Beginning with new technology and related issues, Ms. White discussed NEAT, MIDAS and operational integrity. NEAT stands for “National Exam Analytics Tool.” The Quantitative Analytics Unit of the National Exam Program developed this tool. It permits the staff to quickly analyze massive amounts of data. Thus, for example, in “one recent exam, our exam team used NEAT to analyze in 36 hours literally 17 million transactions executed by one investment adviser.” In 2014 this tool will permit the staff to “identify signs not only [of] possible insider trading, but also front running, window dressing, improper allocations of investment opportunities, and other kinds of misconduct.”

MIDAS–the Market Information Data Analytics System—is another recently developed tool. It permits the staff to collect huge amounts of trading data and is available on the Commission’s website. In 2014 “we are expecting to post further staff analysis of off-exchange trading, a review of research on high-frequency trading, and a data series on depth-of-book liquidity,” Ms. White noted.

Ms. White also discussed operational integrity for exchanges, reviewing her meeting with the leaders of the equities and option exchanges last August following the outage in Nasdaq listed securities. In 2014 the Commission’s rule making agenda will include Regulation SCI –Systems Compliance and Integrity – which will put “new, stricter requirements for the use of technology by exchanges, large alternative trading systems, clearing agencies, and securities information processors.”

Ms. White also promised to move forward with the rule making agenda for the Commission. In this area the agency will move forward with implementing Dodd-Frank and completing proposed rules for money market funds and securitization as well as evolving new paths to capital formation. As part of this agenda Ms. White stated that “we should rethink not only the type of information we ask companies to disclose, but also how that information is presented, where and how that information is disclosed, and how we can take advantage of technology to facilitate investors’ access to information and make it more meaningful to them.”

Turing to the enforcement program, Chair White stated that “[t]he coming year promises to be an incredibly active year in enforcement, as we continue to vigorously pursue wrongdoers and bring enforcement actions across the entire industry spectrum.” Part of that robust program will focus on the continued use of admissions which are designed to achieve greater accountability and build public confidence. Thus “in 2014, you will see more cases involving admissions. When and how we decide to require admissions will continue to evolve and be subject to further articulation in the cases we bring and as we discuss it publicly,” Ms. White stated.

The focus of enforcement will shift, as its division’s docket of major investigations for the financial crisis draws to a close. In fact that shift began last year with the formation of the Financial Reporting and Audit Task force. This group, Ms. White noted, “is pursuing a number of goals, including building a deep understanding of the state of financial reporting – not just why it happens, because there is plenty of learning on that question, but how it happens and in what specific areas.” That effort will also look closely at auditors and senior executives of companies. “The message is that critical accounting issues are the responsibility of all those involved in the preparation and review of financial disclosures” the Chair noted.
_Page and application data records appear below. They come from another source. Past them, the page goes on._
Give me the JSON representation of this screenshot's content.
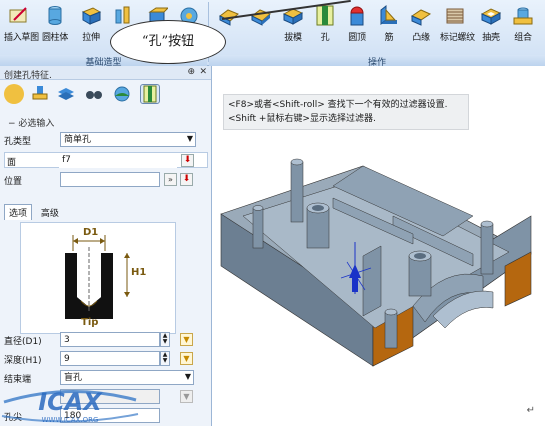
{
  "ribbon": {
    "tools": [
      {
        "label": "插入草图",
        "icon": "sketch-icon"
      },
      {
        "label": "圆柱体",
        "icon": "cylinder-icon"
      },
      {
        "label": "拉伸",
        "icon": "extrude-icon"
      },
      {
        "label": "",
        "icon": "revolve-icon"
      },
      {
        "label": "",
        "icon": "shape-icon"
      },
      {
        "label": "",
        "icon": "fillet-icon"
      },
      {
        "label": "",
        "icon": "chamfer-icon"
      },
      {
        "label": "",
        "icon": "shell-icon"
      },
      {
        "label": "拔模",
        "icon": "draft-icon"
      },
      {
        "label": "孔",
        "icon": "hole-icon"
      },
      {
        "label": "圆顶",
        "icon": "dome-icon"
      },
      {
        "label": "筋",
        "icon": "rib-icon"
      },
      {
        "label": "凸缘",
        "icon": "flange-icon"
      },
      {
        "label": "标记螺纹",
        "icon": "thread-icon"
      },
      {
        "label": "抽壳",
        "icon": "shell-cut-icon"
      },
      {
        "label": "组合",
        "icon": "combine-icon"
      }
    ],
    "group_basic": "基础造型",
    "group_ops": "操作"
  },
  "callout": {
    "text": "“孔”按钮"
  },
  "panel": {
    "title": "创建孔特征.",
    "section_required": "必选输入",
    "hole_type_label": "孔类型",
    "hole_type_value": "简单孔",
    "face_label": "面",
    "face_value": "f7",
    "position_label": "位置",
    "position_value": "",
    "tabs": [
      "选项",
      "高级"
    ],
    "diagram": {
      "d1": "D1",
      "h1": "H1",
      "tip": "Tip"
    },
    "diameter_label": "直径(D1)",
    "diameter_value": "3",
    "depth_label": "深度(H1)",
    "depth_value": "9",
    "end_label": "结束端",
    "end_value": "盲孔",
    "tip_label": "孔尖",
    "tip_value": "180"
  },
  "viewport": {
    "hint_line1": "<F8>或者<Shift-roll> 查找下一个有效的过滤器设置.",
    "hint_line2": "<Shift +鼠标右键>显示选择过滤器.",
    "enter_mark": "↵"
  },
  "watermark": {
    "text": "ICAX",
    "url": "WWW.ICAX.ORG"
  },
  "colors": {
    "part_body": "#7f93a6",
    "part_highlight": "#aebfd0",
    "part_cut": "#b5670f",
    "ribbon_bg": "#d8e6f7",
    "panel_bg": "#eef3fa",
    "axis_blue": "#1a33c8",
    "warning_red": "#c00000"
  }
}
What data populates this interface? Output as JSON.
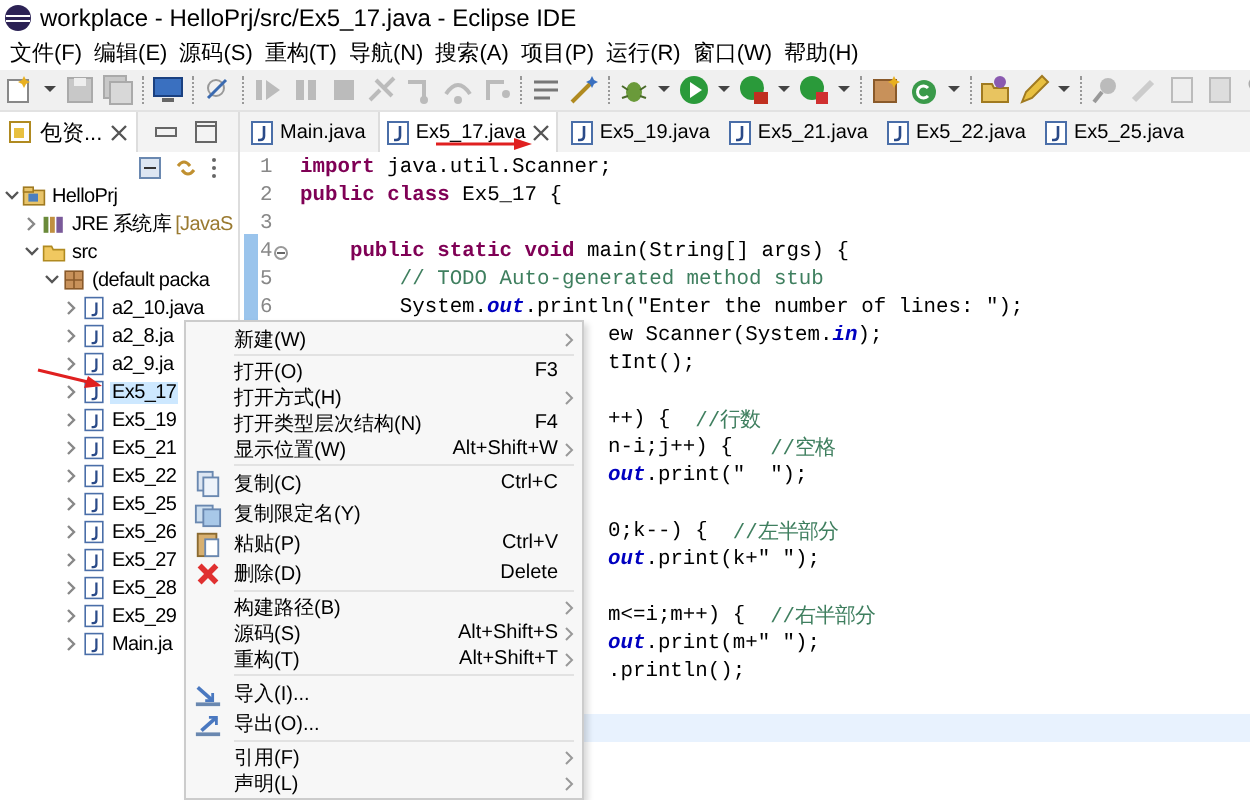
{
  "window": {
    "title": "workplace - HelloPrj/src/Ex5_17.java - Eclipse IDE"
  },
  "menu_bar": [
    "文件(F)",
    "编辑(E)",
    "源码(S)",
    "重构(T)",
    "导航(N)",
    "搜索(A)",
    "项目(P)",
    "运行(R)",
    "窗口(W)",
    "帮助(H)"
  ],
  "explorer": {
    "tab": "包资...",
    "tree": [
      {
        "label": "HelloPrj",
        "kind": "project",
        "expanded": true,
        "selected": false,
        "children": [
          {
            "label": "JRE 系统库",
            "suffix": "[JavaS",
            "kind": "library",
            "expanded": false,
            "selected": false
          },
          {
            "label": "src",
            "kind": "folder",
            "expanded": true,
            "selected": false,
            "children": [
              {
                "label": "(default packa",
                "kind": "package",
                "expanded": true,
                "selected": false,
                "children": [
                  {
                    "label": "a2_10.java",
                    "kind": "java",
                    "expanded": false,
                    "selected": false
                  },
                  {
                    "label": "a2_8.ja",
                    "kind": "java",
                    "expanded": false,
                    "selected": false
                  },
                  {
                    "label": "a2_9.ja",
                    "kind": "java",
                    "expanded": false,
                    "selected": false
                  },
                  {
                    "label": "Ex5_17",
                    "kind": "java",
                    "expanded": false,
                    "selected": true
                  },
                  {
                    "label": "Ex5_19",
                    "kind": "java",
                    "expanded": false,
                    "selected": false
                  },
                  {
                    "label": "Ex5_21",
                    "kind": "java",
                    "expanded": false,
                    "selected": false
                  },
                  {
                    "label": "Ex5_22",
                    "kind": "java",
                    "expanded": false,
                    "selected": false
                  },
                  {
                    "label": "Ex5_25",
                    "kind": "java",
                    "expanded": false,
                    "selected": false
                  },
                  {
                    "label": "Ex5_26",
                    "kind": "java",
                    "expanded": false,
                    "selected": false
                  },
                  {
                    "label": "Ex5_27",
                    "kind": "java",
                    "expanded": false,
                    "selected": false
                  },
                  {
                    "label": "Ex5_28",
                    "kind": "java",
                    "expanded": false,
                    "selected": false
                  },
                  {
                    "label": "Ex5_29",
                    "kind": "java",
                    "expanded": false,
                    "selected": false
                  },
                  {
                    "label": "Main.ja",
                    "kind": "java",
                    "expanded": false,
                    "selected": false
                  }
                ]
              }
            ]
          }
        ]
      }
    ]
  },
  "editor_tabs": [
    {
      "label": "Main.java",
      "selected": false
    },
    {
      "label": "Ex5_17.java",
      "selected": true
    },
    {
      "label": "Ex5_19.java",
      "selected": false
    },
    {
      "label": "Ex5_21.java",
      "selected": false
    },
    {
      "label": "Ex5_22.java",
      "selected": false
    },
    {
      "label": "Ex5_25.java",
      "selected": false
    }
  ],
  "code": [
    {
      "kind": "full",
      "number": "1",
      "text": "**import** java.util.Scanner;"
    },
    {
      "kind": "full",
      "number": "2",
      "text": "**public** **class** Ex5_17 {"
    },
    {
      "kind": "full",
      "number": "3"
    },
    {
      "kind": "full",
      "number": "4",
      "expanded": true,
      "text": "    **public** **static** **void** main(String[] args) {"
    },
    {
      "kind": "full",
      "number": "5",
      "comment": "        // TODO Auto-generated method stub"
    },
    {
      "kind": "full",
      "number": "6",
      "text": "        System.*out*.println(\"Enter the number of lines: \");"
    },
    {
      "kind": "clipped",
      "text": "ew Scanner(System.*in*);"
    },
    {
      "kind": "clipped",
      "text": "tInt();"
    },
    {
      "kind": "clipped"
    },
    {
      "kind": "clipped",
      "text": "++) {  ",
      "comment": "//行数"
    },
    {
      "kind": "clipped",
      "text": "n-i;j++) {   ",
      "comment": "//空格"
    },
    {
      "kind": "clipped",
      "text": "*out*.print(\"  \");"
    },
    {
      "kind": "clipped"
    },
    {
      "kind": "clipped",
      "text": "0;k--) {  ",
      "comment": "//左半部分"
    },
    {
      "kind": "clipped",
      "text": "*out*.print(k+\" \");"
    },
    {
      "kind": "clipped"
    },
    {
      "kind": "clipped",
      "text": "m<=i;m++) {  ",
      "comment": "//右半部分"
    },
    {
      "kind": "clipped",
      "text": "*out*.print(m+\" \");"
    },
    {
      "kind": "clipped",
      "text": ".println();"
    },
    {
      "kind": "clipped"
    },
    {
      "kind": "clipped",
      "current": true
    },
    {
      "kind": "clipped"
    }
  ],
  "context_menu": [
    {
      "kind": "item",
      "label": "新建(W)",
      "submenu": true
    },
    {
      "kind": "separator"
    },
    {
      "kind": "item",
      "label": "打开(O)",
      "shortcut": "F3",
      "submenu": false
    },
    {
      "kind": "item",
      "label": "打开方式(H)",
      "submenu": true
    },
    {
      "kind": "item",
      "label": "打开类型层次结构(N)",
      "shortcut": "F4",
      "submenu": false
    },
    {
      "kind": "item",
      "label": "显示位置(W)",
      "shortcut": "Alt+Shift+W",
      "submenu": true
    },
    {
      "kind": "separator"
    },
    {
      "kind": "copy",
      "label": "复制(C)",
      "shortcut": "Ctrl+C",
      "submenu": false
    },
    {
      "kind": "copyname",
      "label": "复制限定名(Y)",
      "submenu": false
    },
    {
      "kind": "paste",
      "label": "粘贴(P)",
      "shortcut": "Ctrl+V",
      "submenu": false
    },
    {
      "kind": "delete",
      "label": "删除(D)",
      "shortcut": "Delete",
      "submenu": false
    },
    {
      "kind": "separator"
    },
    {
      "kind": "item",
      "label": "构建路径(B)",
      "submenu": true
    },
    {
      "kind": "item",
      "label": "源码(S)",
      "shortcut": "Alt+Shift+S",
      "submenu": true
    },
    {
      "kind": "item",
      "label": "重构(T)",
      "shortcut": "Alt+Shift+T",
      "submenu": true
    },
    {
      "kind": "separator"
    },
    {
      "kind": "import",
      "label": "导入(I)...",
      "submenu": false
    },
    {
      "kind": "export",
      "label": "导出(O)...",
      "submenu": false
    },
    {
      "kind": "separator"
    },
    {
      "kind": "item",
      "label": "引用(F)",
      "submenu": true
    },
    {
      "kind": "item",
      "label": "声明(L)",
      "submenu": true
    }
  ]
}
Market integrity will also be a 2014 enforcement priority. Over the past two years the Commission has “tried to send a strong enforcement message to the exchanges and alternative trading systems” that they must operate fairly and within the rules. Moving forward market structure integrity actions will continue to be a priority. Likewise “FCPA, insider trading, and microcap fraud” will be priorities in 2014. Overall it will be “a very busy year in enforcement,” Ms. White reiterated.